If you haven’t made your spring break plans, listen up. It’s not exactly a secret that this is an ideal time (March 7 – 14 this year) to visit Oxford. The weather can be glorious, and by virtue of a dramatic population decrease, you pretty much have the place to yourself: traffic is light, restaurant seating is noncompetitive; there are Ole Miss tennis matches Thursday and Friday; Southside Gallery and other Square establishments are open; and the many splendid sites of the town and the University of Mississippi are open regular hours, including the the University Library and its Archives and Special Collections, with its permanent exhibits representing Faulkner and James Meredith, and the current exhibit, “Entertainment Collectors, Authors, and Critics.” A room there is dedicated to the late publisher, Seymour Lawrence, displaying material related to the authors he published – among others, Barry Hannah, Susan Minot, Tim O’Brien, Jayne Anne Phillips, Jim Harrison, and Tom McGuane (more on him in a sec).
The University Museum also features Seymour Lawrence’s modern art collection, as well as the remarkable Robinson Collection of Greek and Roman Antiquities, as well as the works of Theora Hamblett, and a temporary exhibition of the work of African American self-taught artists, not to mention 19th century scientific teaching instruments and, yes, dressed fleas. Those who have been here know this museum is a pleasant walk through Bailey’s Woods to Rowan Oak, William Faulkner’s home, which also will be open regular hours.
But this ain’t the tourism office, so why are we telling you this?
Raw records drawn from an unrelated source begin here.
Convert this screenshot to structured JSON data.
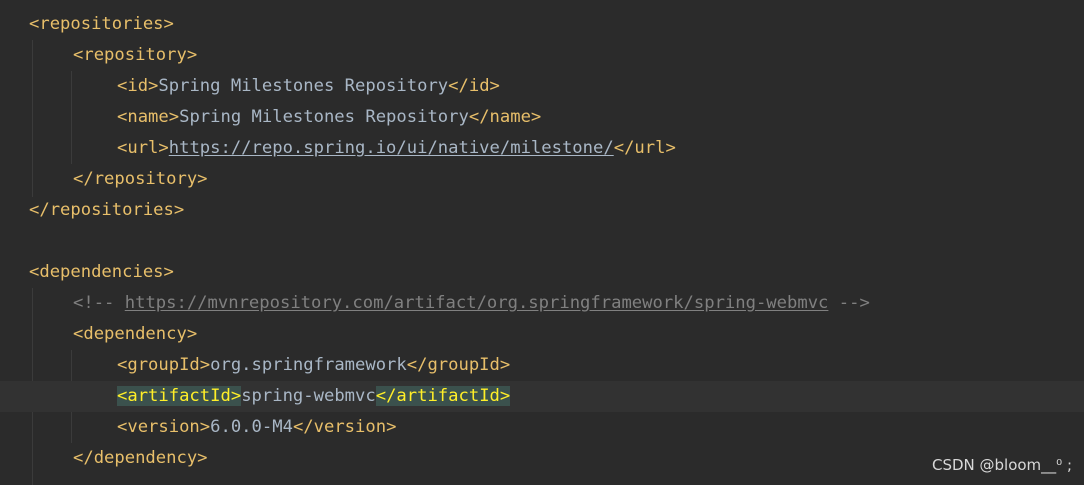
{
  "editor": {
    "lines": [
      {
        "segments": [
          {
            "cls": "tag",
            "text": "<repositories>"
          }
        ]
      },
      {
        "segments": [
          {
            "cls": "tag",
            "text": "<repository>"
          }
        ]
      },
      {
        "segments": [
          {
            "cls": "tag",
            "text": "<id>"
          },
          {
            "cls": "txt",
            "text": "Spring Milestones Repository"
          },
          {
            "cls": "tag",
            "text": "</id>"
          }
        ]
      },
      {
        "segments": [
          {
            "cls": "tag",
            "text": "<name>"
          },
          {
            "cls": "txt",
            "text": "Spring Milestones Repository"
          },
          {
            "cls": "tag",
            "text": "</name>"
          }
        ]
      },
      {
        "segments": [
          {
            "cls": "tag",
            "text": "<url>"
          },
          {
            "cls": "link",
            "text": "https://repo.spring.io/ui/native/milestone/"
          },
          {
            "cls": "tag",
            "text": "</url>"
          }
        ]
      },
      {
        "segments": [
          {
            "cls": "tag",
            "text": "</repository>"
          }
        ]
      },
      {
        "segments": [
          {
            "cls": "tag",
            "text": "</repositories>"
          }
        ]
      },
      {
        "segments": []
      },
      {
        "segments": [
          {
            "cls": "tag",
            "text": "<dependencies>"
          }
        ]
      },
      {
        "segments": [
          {
            "cls": "comment",
            "text": "<!-- "
          },
          {
            "cls": "comment-link",
            "text": "https://mvnrepository.com/artifact/org.springframework/spring-webmvc"
          },
          {
            "cls": "comment",
            "text": " -->"
          }
        ]
      },
      {
        "segments": [
          {
            "cls": "tag",
            "text": "<dependency>"
          }
        ]
      },
      {
        "segments": [
          {
            "cls": "tag",
            "text": "<groupId>"
          },
          {
            "cls": "txt",
            "text": "org.springframework"
          },
          {
            "cls": "tag",
            "text": "</groupId>"
          }
        ]
      },
      {
        "segments": [
          {
            "cls": "tag hl",
            "text": "<artifactId>"
          },
          {
            "cls": "txt",
            "text": "spring-webmvc"
          },
          {
            "cls": "tag hl",
            "text": "</artifactId>"
          }
        ]
      },
      {
        "segments": [
          {
            "cls": "tag",
            "text": "<version>"
          },
          {
            "cls": "txt",
            "text": "6.0.0-M4"
          },
          {
            "cls": "tag",
            "text": "</version>"
          }
        ]
      },
      {
        "segments": [
          {
            "cls": "tag",
            "text": "</dependency>"
          }
        ]
      }
    ]
  },
  "watermark": "CSDN @bloom__⁰ ;",
  "colors": {
    "background": "#2b2b2b",
    "tag": "#e8bf6a",
    "text": "#a9b7c6",
    "comment": "#808080",
    "highlight_bg": "#3b514d",
    "current_line": "#323232"
  }
}
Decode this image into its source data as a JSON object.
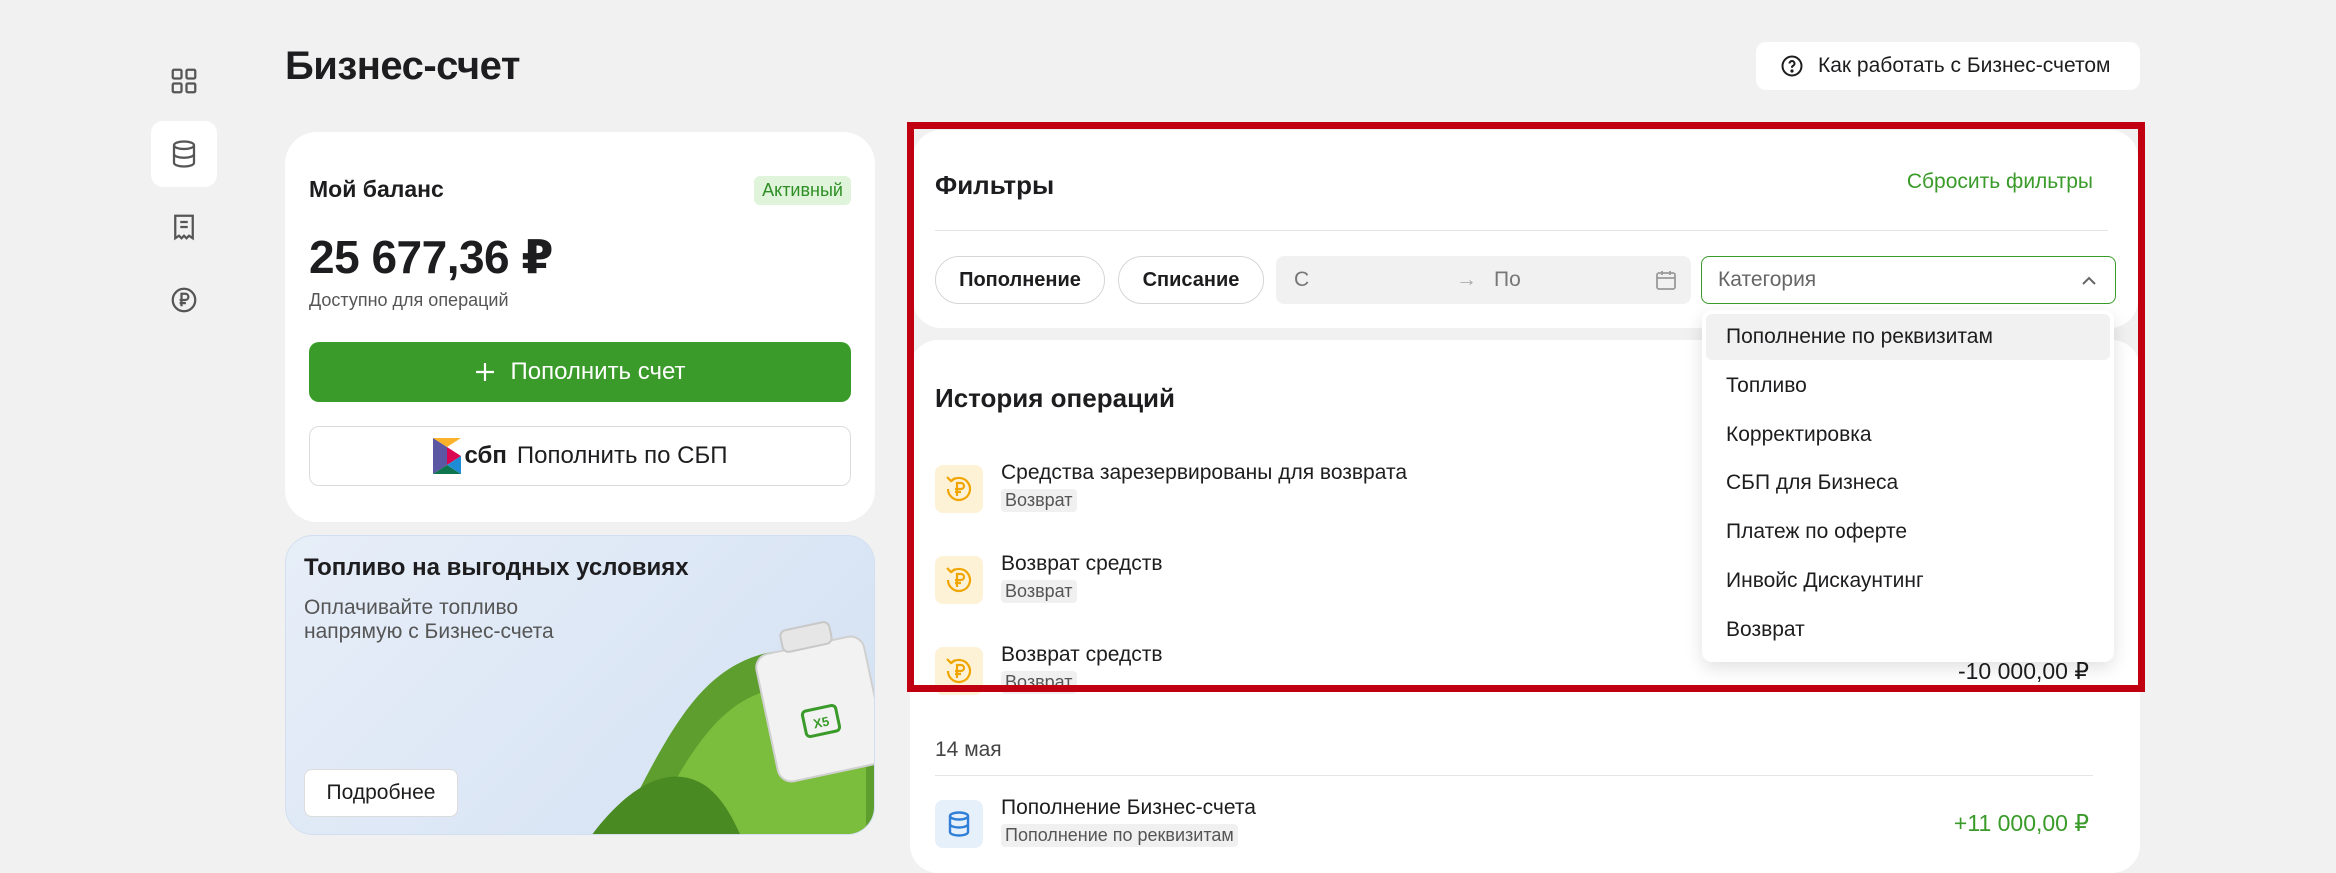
{
  "sidebar": {
    "items": [
      {
        "icon": "dashboard-grid-icon",
        "active": false
      },
      {
        "icon": "database-icon",
        "active": true
      },
      {
        "icon": "document-icon",
        "active": false
      },
      {
        "icon": "ruble-coin-icon",
        "active": false
      }
    ]
  },
  "header": {
    "title": "Бизнес-счет",
    "help_label": "Как работать с Бизнес-счетом"
  },
  "balance": {
    "title": "Мой баланс",
    "status": "Активный",
    "amount": "25 677,36 ₽",
    "subtitle": "Доступно для операций",
    "topup_label": "Пополнить счет",
    "sbp_logo_text": "сбп",
    "sbp_label": "Пополнить по СБП"
  },
  "promo": {
    "title": "Топливо на выгодных условиях",
    "text": "Оплачивайте топливо напрямую с Бизнес-счета",
    "button_label": "Подробнее",
    "canister_logo": "X5"
  },
  "filters": {
    "title": "Фильтры",
    "reset_label": "Сбросить фильтры",
    "chips": [
      "Пополнение",
      "Списание"
    ],
    "date_from_placeholder": "С",
    "date_arrow": "→",
    "date_to_placeholder": "По",
    "category_placeholder": "Категория"
  },
  "category_dropdown": {
    "options": [
      "Пополнение по реквизитам",
      "Топливо",
      "Корректировка",
      "СБП для Бизнеса",
      "Платеж по оферте",
      "Инвойс Дискаунтинг",
      "Возврат"
    ],
    "highlighted_index": 0
  },
  "history": {
    "title": "История операций",
    "operations": [
      {
        "name": "Средства зарезервированы для возврата",
        "tag": "Возврат",
        "amount": ""
      },
      {
        "name": "Возврат средств",
        "tag": "Возврат",
        "amount": ""
      },
      {
        "name": "Возврат средств",
        "tag": "Возврат",
        "amount": "-10 000,00 ₽"
      }
    ],
    "day_label": "14 мая",
    "day_operations": [
      {
        "name": "Пополнение Бизнес-счета",
        "tag": "Пополнение по реквизитам",
        "amount": "+11 000,00 ₽"
      }
    ]
  },
  "colors": {
    "accent_green": "#3a9b2a",
    "highlight_red": "#c00010",
    "badge_bg": "#e0f4db"
  }
}
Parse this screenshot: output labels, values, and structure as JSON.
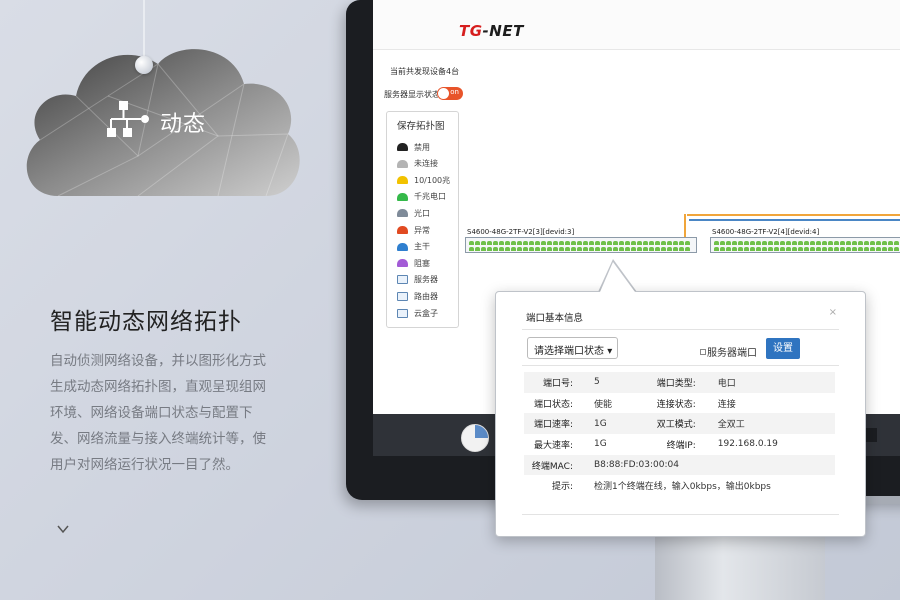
{
  "hero": {
    "badge_label": "动态",
    "title": "智能动态网络拓扑",
    "description": "自动侦测网络设备，并以图形化方式生成动态网络拓扑图，直观呈现组网环境、网络设备端口状态与配置下发、网络流量与接入终端统计等，使用户对网络运行状况一目了然。"
  },
  "app": {
    "logo_prefix": "TG",
    "logo_suffix": "-NET",
    "device_count": "当前共发现设备4台",
    "server_display_label": "服务器显示状态",
    "toggle_text": "on"
  },
  "legend": {
    "title": "保存拓扑图",
    "items": [
      {
        "label": "禁用",
        "color": "#222222"
      },
      {
        "label": "未连接",
        "color": "#b4b4b4"
      },
      {
        "label": "10/100兆",
        "color": "#f2c200"
      },
      {
        "label": "千兆电口",
        "color": "#35b94a"
      },
      {
        "label": "光口",
        "color": "#7f8b99"
      },
      {
        "label": "异常",
        "color": "#e14a21"
      },
      {
        "label": "主干",
        "color": "#2f7fcf"
      },
      {
        "label": "阻塞",
        "color": "#a35bd6"
      },
      {
        "label": "服务器",
        "color": "#5d86b3"
      },
      {
        "label": "路由器",
        "color": "#5d86b3"
      },
      {
        "label": "云盒子",
        "color": "#5d86b3"
      }
    ]
  },
  "switches": [
    {
      "label": "S4600-48G-2TF-V2[3][devid:3]"
    },
    {
      "label": "S4600-48G-2TF-V2[4][devid:4]"
    }
  ],
  "popup": {
    "title": "端口基本信息",
    "close": "×",
    "select_value": "请选择端口状态",
    "server_port_label": "服务器端口",
    "set_button": "设置",
    "rows": [
      {
        "k1": "端口号:",
        "v1": "5",
        "k2": "端口类型:",
        "v2": "电口"
      },
      {
        "k1": "端口状态:",
        "v1": "使能",
        "k2": "连接状态:",
        "v2": "连接"
      },
      {
        "k1": "端口速率:",
        "v1": "1G",
        "k2": "双工模式:",
        "v2": "全双工"
      },
      {
        "k1": "最大速率:",
        "v1": "1G",
        "k2": "终端IP:",
        "v2": "192.168.0.19"
      }
    ],
    "mac_label": "终端MAC:",
    "mac_value": "B8:88:FD:03:00:04",
    "tip_label": "提示:",
    "tip_value": "检测1个终端在线，输入0kbps，输出0kbps"
  }
}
Simple: we have three fabulous author events this week, all beginning with an author reception at 5.
Tuesday, March 10 – Kevin Sessums, author of Mississippi Sissy, will be here to talk about his memoir, I Left It on the Mountain, a chronicle of a low life to redemption from the Mississippian who worked with Andy Warhol, was a contributing editor at Vanity Fair and Allure, and interviewed and/or hung out with everyone from Madonna and Courtney Love to Jessica Lange.
Wednesday, March 11 – Jamie Kornegay, Batesville native, Ole Miss grad, owner of Turnrow Books in Greenwood and longtime bookseller here at Square Books and one-time producer of Thacker Mountain, which he pulled out of the ditch more than a time or two, has finally done what he meant to do all along: write a novel. And it is simply great. Called Soil, published by Simon & Schuster, the story features Jay Mize, who has vague notions of a coming apocalypse and seeks to establish a sustainable farm, a place where he can shelter his wife and young son. But a flood and Jay’s building paranoia complicate their lives, and when floodwaters recede Jay finds a body in his field. If you have been missing Larry Brown or William Gay, Jamie is to the rescue.
Thursday, March 12 – Tom McGuane, once published by Seymour Lawrence and a visitor to Oxford and Square Books on a few occasions, but not in a good while – will be here with his splendid new book of stories, Crow Fair, published by Knopf. “…while it’s true that the farther you get from an actual product the better your chances of economic success, I and many of my classmates wanted more physical evidence of our efforts. I had friends who’d trained as historians, literary scholars, and philosophers who were now shoeing horses, wiring houses, and installing toilets. There’d been no suicides so far.” Such are the narrators and characters who populate Tom McGuane’s new book, an assemblage of seventeen stories, many set in the modern West outdoors, something the author – not only a member of the American Academy of Arts & Letters, but also the Fly Fishing Hall of Fame and the National Cutting Horse Hall of Fame – knows about.
And if you can’t make it, you are more than welcome to order signed copies of these and many other books from us.